For a bit of background, the AJ126, 3-litre, 90° V6 is essentially the 5-litre AJ133 minus 2 cylinders found in virtually everything in Jaguar-Land Rover’s arsenal. Apart from the smaller Land Rovers, that is. Going into the current decade, Jaguar went with a newly developed direct injection system with variable intake and exhaust valve timing. Naturally Aspirated versions feature variable cam profile switching and variable track length inlet manifold. Whilst the supercharged versions feature the sixth-generation of Eaton’s Twin Vortex Supercharger. Making as little as 380 bhp in the naturally aspirated models and up to 570 bhp in its most powerful guise, found in the new F-Type SVR, the V8 feels as smooth as double-cream and pulls effortlessly even in something like the N/A version of the XK and has seamless torque throughout the rev range. It really is an engine you can use day to day.
The V6 on the other hand is the more popular engine of the two, seeing as it’s in 99.9% of Jaguar-Land Rover’s products, wouldn’t be surprised if it’s powering their offices’ toilets. Like was said above, it’s their V8 minus two cylinders, plus a supercharger. Two options come with this one thus far; 340 bhp and 385 bhp. What’s more it’s also a very smooth engine; despite the forced induction, the power delivery is smooth, as is with superchargers, and is a very musical engine too with hints of the old straight-6’s. It rasps and burbles, even on a Range Rover. Alas, the AJ126 is due to be replaced too by a new Bi-turbo straight-6 based on their new modular Ingenium line of engines. So for now, let’s enjoy some rasp from this great V6 before its time is up

Despite ever increasing regulation, we’ve had some great engines to enjoy over the past few years and hopefully we’ll see some more to come within the next few before Greenpeace steps in and screws us all over.

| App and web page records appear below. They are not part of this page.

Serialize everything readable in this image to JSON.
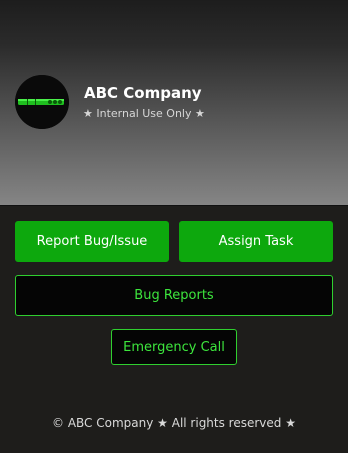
{
  "brand": {
    "name": "ABC Company",
    "tagline": "★ Internal Use Only ★"
  },
  "actions": {
    "report_bug": "Report Bug/Issue",
    "assign_task": "Assign Task",
    "bug_reports": "Bug Reports",
    "emergency_call": "Emergency Call"
  },
  "footer": {
    "text": "© ABC Company ★ All rights reserved ★"
  },
  "colors": {
    "accent": "#0da80d",
    "accent_text": "#3de63d",
    "background": "#1e1d1b"
  },
  "icons": {
    "logo": "pipe-logo-icon"
  }
}
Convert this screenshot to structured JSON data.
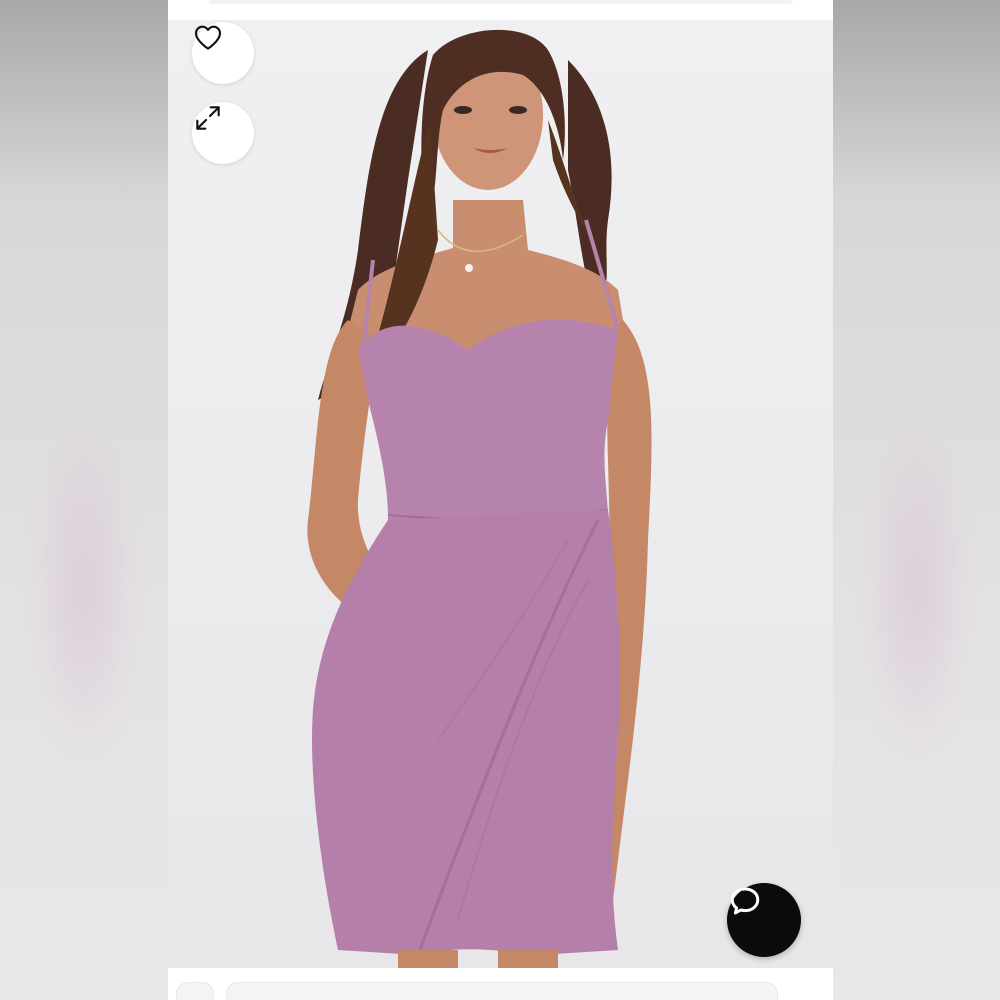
{
  "product_image": {
    "description_label": "",
    "dress_color": "#b683ac"
  },
  "actions": {
    "favorite_icon": "heart-icon",
    "expand_icon": "expand-arrows-icon",
    "chat_icon": "chat-bubble-icon"
  },
  "colors": {
    "chat_button_bg": "#0b0b0c",
    "button_bg": "#ffffff",
    "icon_stroke": "#111111"
  }
}
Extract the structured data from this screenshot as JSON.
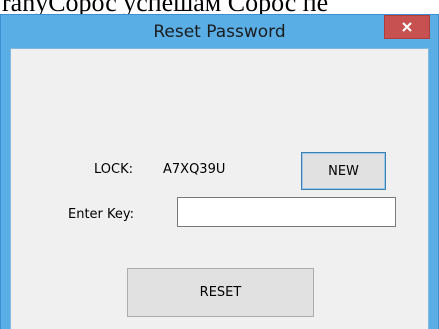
{
  "background_text": "ranyСорос успешам Сорос пе",
  "dialog": {
    "title": "Reset Password",
    "close_glyph": "✕",
    "lock_label": "LOCK:",
    "lock_value": "A7XQ39U",
    "new_button_label": "NEW",
    "enter_key_label": "Enter Key:",
    "key_input_value": "",
    "reset_button_label": "RESET"
  },
  "colors": {
    "titlebar": "#5aaee6",
    "close_button": "#c75050",
    "client_background": "#f0f0f0"
  },
  "icons": {
    "close": "close-icon"
  }
}
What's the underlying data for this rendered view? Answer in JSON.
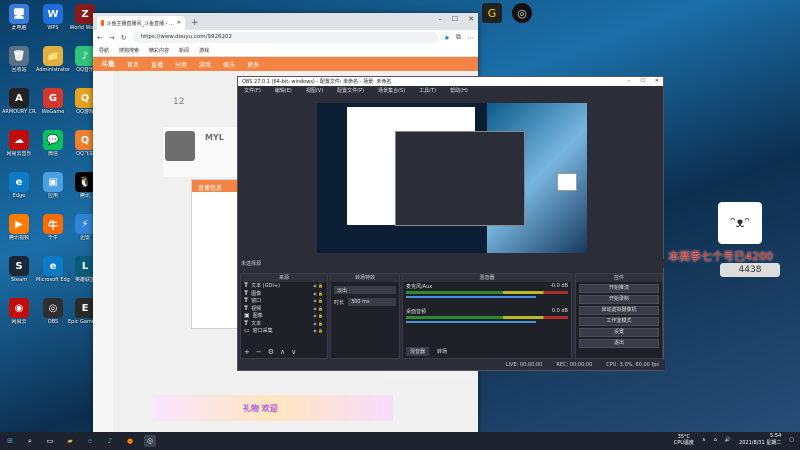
{
  "desktop": {
    "icons": [
      {
        "label": "此电脑",
        "glyph": "🖥",
        "color": "#3a7bd5"
      },
      {
        "label": "WPS",
        "glyph": "W",
        "color": "#1e6fd9"
      },
      {
        "label": "World War Z",
        "glyph": "Z",
        "color": "#8b1a1a"
      },
      {
        "label": "回收站",
        "glyph": "🗑",
        "color": "#5a7088"
      },
      {
        "label": "Administrator",
        "glyph": "📁",
        "color": "#e0b040"
      },
      {
        "label": "QQ音乐",
        "glyph": "♪",
        "color": "#31c27c"
      },
      {
        "label": "ARMOURY CRATE",
        "glyph": "A",
        "color": "#222"
      },
      {
        "label": "WeGame",
        "glyph": "G",
        "color": "#d4382c"
      },
      {
        "label": "QQ游戏",
        "glyph": "Q",
        "color": "#e8a020"
      },
      {
        "label": "网易云音乐",
        "glyph": "☁",
        "color": "#c20c0c"
      },
      {
        "label": "微信",
        "glyph": "💬",
        "color": "#07c160"
      },
      {
        "label": "QQ飞车",
        "glyph": "Q",
        "color": "#f08030"
      },
      {
        "label": "Edge",
        "glyph": "e",
        "color": "#0a7bc4"
      },
      {
        "label": "应用",
        "glyph": "▣",
        "color": "#4aa0e0"
      },
      {
        "label": "腾讯",
        "glyph": "🐧",
        "color": "#000"
      },
      {
        "label": "腾讯视频",
        "glyph": "▶",
        "color": "#ff7a00"
      },
      {
        "label": "千牛",
        "glyph": "牛",
        "color": "#ff6a00"
      },
      {
        "label": "迅雷",
        "glyph": "⚡",
        "color": "#2f84d8"
      },
      {
        "label": "Steam",
        "glyph": "S",
        "color": "#1b2838"
      },
      {
        "label": "Microsoft Edge",
        "glyph": "e",
        "color": "#0a7bc4"
      },
      {
        "label": "英雄联盟",
        "glyph": "L",
        "color": "#0a5a78"
      },
      {
        "label": "网易云",
        "glyph": "◉",
        "color": "#c20c0c"
      },
      {
        "label": "OBS",
        "glyph": "◎",
        "color": "#302e31"
      },
      {
        "label": "Epic Games Launcher",
        "glyph": "E",
        "color": "#2a2a2a"
      }
    ]
  },
  "browser": {
    "tab_title": "斗鱼主播直播间_斗鱼直播 - ...",
    "url": "https://www.douyu.com/9926202",
    "bookmarks": [
      "导航",
      "搜狗搜索",
      "精彩内容",
      "新闻",
      "游戏"
    ],
    "site_nav": [
      "斗鱼",
      "首页",
      "直播",
      "分类",
      "游戏",
      "娱乐",
      "更多"
    ],
    "profile_name": "MYL",
    "room_num": "12",
    "modal_title": "直播信息",
    "banner_text": "礼物 欢迎"
  },
  "obs": {
    "title": "OBS 27.0.1 (64-bit, windows) - 配置文件: 未命名 - 场景: 未命名",
    "menu": [
      "文件(F)",
      "编辑(E)",
      "视图(V)",
      "配置文件(P)",
      "场景集合(S)",
      "工具(T)",
      "帮助(H)"
    ],
    "status_left": "未选择源",
    "docks": {
      "scenes": "来源",
      "transitions": "转场特效",
      "mixer": "混音器",
      "controls": "控件"
    },
    "sources": [
      "文本 (GDI+)",
      "图像",
      "窗口",
      "视频",
      "图像",
      "文本",
      "窗口采集"
    ],
    "transition_value": "淡出",
    "duration_label": "时长",
    "duration_value": "300 ms",
    "mixer_tracks": [
      {
        "name": "麦克风/Aux",
        "db": "-0.0 dB"
      },
      {
        "name": "桌面音频",
        "db": "0.0 dB"
      }
    ],
    "mixer_tabs": [
      "混音器",
      "转场"
    ],
    "controls": [
      "开始推流",
      "开始录制",
      "启动虚拟摄像机",
      "工作室模式",
      "设置",
      "退出"
    ],
    "statusbar": [
      "LIVE: 00:00:00",
      "REC: 00:00:00",
      "CPU: 3.0%, 60.00 fps"
    ]
  },
  "overlay": {
    "text": "本赛季七个号已4200",
    "sub": "4438"
  },
  "taskbar": {
    "temp": "35°C",
    "cpu": "CPU温度",
    "time": "5:54",
    "date": "2021/8/31 星期二"
  }
}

If there’s any other examples you think I may have missed, do feel free to leave in the thread below. See you guys in the next one; Peace.